**** MATERIAL FOR THIS TASK ****

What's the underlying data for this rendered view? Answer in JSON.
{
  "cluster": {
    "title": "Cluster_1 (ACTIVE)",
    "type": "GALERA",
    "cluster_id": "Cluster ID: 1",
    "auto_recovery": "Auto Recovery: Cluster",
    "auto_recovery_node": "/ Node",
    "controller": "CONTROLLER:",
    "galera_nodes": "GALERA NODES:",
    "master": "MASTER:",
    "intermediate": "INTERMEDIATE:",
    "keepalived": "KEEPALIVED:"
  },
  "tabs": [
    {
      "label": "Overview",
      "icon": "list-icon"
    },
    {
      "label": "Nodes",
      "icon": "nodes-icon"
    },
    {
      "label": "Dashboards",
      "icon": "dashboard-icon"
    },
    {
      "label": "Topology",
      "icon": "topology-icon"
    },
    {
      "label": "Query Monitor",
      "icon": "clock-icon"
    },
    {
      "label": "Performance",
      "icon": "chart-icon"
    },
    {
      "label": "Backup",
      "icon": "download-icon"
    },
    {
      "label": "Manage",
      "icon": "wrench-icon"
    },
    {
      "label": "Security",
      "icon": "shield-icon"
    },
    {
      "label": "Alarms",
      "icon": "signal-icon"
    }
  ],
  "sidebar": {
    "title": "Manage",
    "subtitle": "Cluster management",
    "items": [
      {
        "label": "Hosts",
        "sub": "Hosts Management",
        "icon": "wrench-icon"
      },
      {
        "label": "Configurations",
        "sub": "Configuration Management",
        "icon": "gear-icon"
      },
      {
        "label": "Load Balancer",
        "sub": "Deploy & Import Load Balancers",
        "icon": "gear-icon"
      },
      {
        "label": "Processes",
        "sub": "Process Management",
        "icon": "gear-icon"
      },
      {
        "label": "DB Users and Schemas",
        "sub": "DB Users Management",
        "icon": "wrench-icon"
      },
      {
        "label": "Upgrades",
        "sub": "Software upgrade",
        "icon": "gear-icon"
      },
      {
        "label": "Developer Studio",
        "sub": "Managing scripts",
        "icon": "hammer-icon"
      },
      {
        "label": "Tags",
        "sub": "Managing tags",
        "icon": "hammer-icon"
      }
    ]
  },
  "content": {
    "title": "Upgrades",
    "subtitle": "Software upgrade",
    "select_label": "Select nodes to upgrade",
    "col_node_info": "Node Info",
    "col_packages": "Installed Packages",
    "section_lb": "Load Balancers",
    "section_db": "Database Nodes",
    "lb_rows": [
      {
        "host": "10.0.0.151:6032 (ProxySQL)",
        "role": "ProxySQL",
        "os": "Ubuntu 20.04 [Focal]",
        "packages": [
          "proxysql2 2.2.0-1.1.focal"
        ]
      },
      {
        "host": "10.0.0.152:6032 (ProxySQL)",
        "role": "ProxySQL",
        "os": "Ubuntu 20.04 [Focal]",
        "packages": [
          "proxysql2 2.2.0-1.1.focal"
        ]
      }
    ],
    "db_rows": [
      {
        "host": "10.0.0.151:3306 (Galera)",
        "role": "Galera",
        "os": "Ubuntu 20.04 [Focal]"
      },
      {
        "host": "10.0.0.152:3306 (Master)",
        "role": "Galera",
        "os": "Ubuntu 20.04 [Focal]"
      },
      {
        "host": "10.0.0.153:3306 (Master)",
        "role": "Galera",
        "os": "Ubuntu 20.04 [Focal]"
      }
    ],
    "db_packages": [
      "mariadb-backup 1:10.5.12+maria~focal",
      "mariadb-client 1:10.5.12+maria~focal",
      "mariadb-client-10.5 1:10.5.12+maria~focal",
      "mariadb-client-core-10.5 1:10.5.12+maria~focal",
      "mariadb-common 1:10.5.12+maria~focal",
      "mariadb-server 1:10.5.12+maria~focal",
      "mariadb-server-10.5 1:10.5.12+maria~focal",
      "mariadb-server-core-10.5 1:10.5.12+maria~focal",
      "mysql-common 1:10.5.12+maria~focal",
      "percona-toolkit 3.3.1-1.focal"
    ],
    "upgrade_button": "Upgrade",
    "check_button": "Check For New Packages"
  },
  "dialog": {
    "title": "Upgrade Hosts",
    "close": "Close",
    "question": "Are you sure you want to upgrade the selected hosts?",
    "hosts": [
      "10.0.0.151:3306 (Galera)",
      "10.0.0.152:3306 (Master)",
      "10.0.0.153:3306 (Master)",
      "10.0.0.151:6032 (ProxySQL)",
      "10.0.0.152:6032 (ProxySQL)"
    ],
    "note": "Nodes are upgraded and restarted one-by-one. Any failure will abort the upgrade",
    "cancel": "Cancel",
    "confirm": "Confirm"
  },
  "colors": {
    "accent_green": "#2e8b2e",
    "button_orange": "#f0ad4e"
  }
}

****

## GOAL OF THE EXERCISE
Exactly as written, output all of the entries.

## WRITTEN RESPONSE
What's the underlying data for this rendered view? Answer in JSON.
{
  "cluster": {
    "title": "Cluster_1 (ACTIVE)",
    "type": "GALERA",
    "cluster_id": "Cluster ID: 1",
    "auto_recovery": "Auto Recovery: Cluster",
    "auto_recovery_node": "/ Node",
    "controller": "CONTROLLER:",
    "galera_nodes": "GALERA NODES:",
    "master": "MASTER:",
    "intermediate": "INTERMEDIATE:",
    "keepalived": "KEEPALIVED:"
  },
  "tabs": [
    {
      "label": "Overview",
      "icon": "list-icon"
    },
    {
      "label": "Nodes",
      "icon": "nodes-icon"
    },
    {
      "label": "Dashboards",
      "icon": "dashboard-icon"
    },
    {
      "label": "Topology",
      "icon": "topology-icon"
    },
    {
      "label": "Query Monitor",
      "icon": "clock-icon"
    },
    {
      "label": "Performance",
      "icon": "chart-icon"
    },
    {
      "label": "Backup",
      "icon": "download-icon"
    },
    {
      "label": "Manage",
      "icon": "wrench-icon"
    },
    {
      "label": "Security",
      "icon": "shield-icon"
    },
    {
      "label": "Alarms",
      "icon": "signal-icon"
    }
  ],
  "sidebar": {
    "title": "Manage",
    "subtitle": "Cluster management",
    "items": [
      {
        "label": "Hosts",
        "sub": "Hosts Management",
        "icon": "wrench-icon"
      },
      {
        "label": "Configurations",
        "sub": "Configuration Management",
        "icon": "gear-icon"
      },
      {
        "label": "Load Balancer",
        "sub": "Deploy & Import Load Balancers",
        "icon": "gear-icon"
      },
      {
        "label": "Processes",
        "sub": "Process Management",
        "icon": "gear-icon"
      },
      {
        "label": "DB Users and Schemas",
        "sub": "DB Users Management",
        "icon": "wrench-icon"
      },
      {
        "label": "Upgrades",
        "sub": "Software upgrade",
        "icon": "gear-icon"
      },
      {
        "label": "Developer Studio",
        "sub": "Managing scripts",
        "icon": "hammer-icon"
      },
      {
        "label": "Tags",
        "sub": "Managing tags",
        "icon": "hammer-icon"
      }
    ]
  },
  "content": {
    "title": "Upgrades",
    "subtitle": "Software upgrade",
    "select_label": "Select nodes to upgrade",
    "col_node_info": "Node Info",
    "col_packages": "Installed Packages",
    "section_lb": "Load Balancers",
    "section_db": "Database Nodes",
    "lb_rows": [
      {
        "host": "10.0.0.151:6032 (ProxySQL)",
        "role": "ProxySQL",
        "os": "Ubuntu 20.04 [Focal]",
        "packages": [
          "proxysql2 2.2.0-1.1.focal"
        ]
      },
      {
        "host": "10.0.0.152:6032 (ProxySQL)",
        "role": "ProxySQL",
        "os": "Ubuntu 20.04 [Focal]",
        "packages": [
          "proxysql2 2.2.0-1.1.focal"
        ]
      }
    ],
    "db_rows": [
      {
        "host": "10.0.0.151:3306 (Galera)",
        "role": "Galera",
        "os": "Ubuntu 20.04 [Focal]"
      },
      {
        "host": "10.0.0.152:3306 (Master)",
        "role": "Galera",
        "os": "Ubuntu 20.04 [Focal]"
      },
      {
        "host": "10.0.0.153:3306 (Master)",
        "role": "Galera",
        "os": "Ubuntu 20.04 [Focal]"
      }
    ],
    "db_packages": [
      "mariadb-backup 1:10.5.12+maria~focal",
      "mariadb-client 1:10.5.12+maria~focal",
      "mariadb-client-10.5 1:10.5.12+maria~focal",
      "mariadb-client-core-10.5 1:10.5.12+maria~focal",
      "mariadb-common 1:10.5.12+maria~focal",
      "mariadb-server 1:10.5.12+maria~focal",
      "mariadb-server-10.5 1:10.5.12+maria~focal",
      "mariadb-server-core-10.5 1:10.5.12+maria~focal",
      "mysql-common 1:10.5.12+maria~focal",
      "percona-toolkit 3.3.1-1.focal"
    ],
    "upgrade_button": "Upgrade",
    "check_button": "Check For New Packages"
  },
  "dialog": {
    "title": "Upgrade Hosts",
    "close": "Close",
    "question": "Are you sure you want to upgrade the selected hosts?",
    "hosts": [
      "10.0.0.151:3306 (Galera)",
      "10.0.0.152:3306 (Master)",
      "10.0.0.153:3306 (Master)",
      "10.0.0.151:6032 (ProxySQL)",
      "10.0.0.152:6032 (ProxySQL)"
    ],
    "note": "Nodes are upgraded and restarted one-by-one. Any failure will abort the upgrade",
    "cancel": "Cancel",
    "confirm": "Confirm"
  },
  "colors": {
    "accent_green": "#2e8b2e",
    "button_orange": "#f0ad4e"
  }
}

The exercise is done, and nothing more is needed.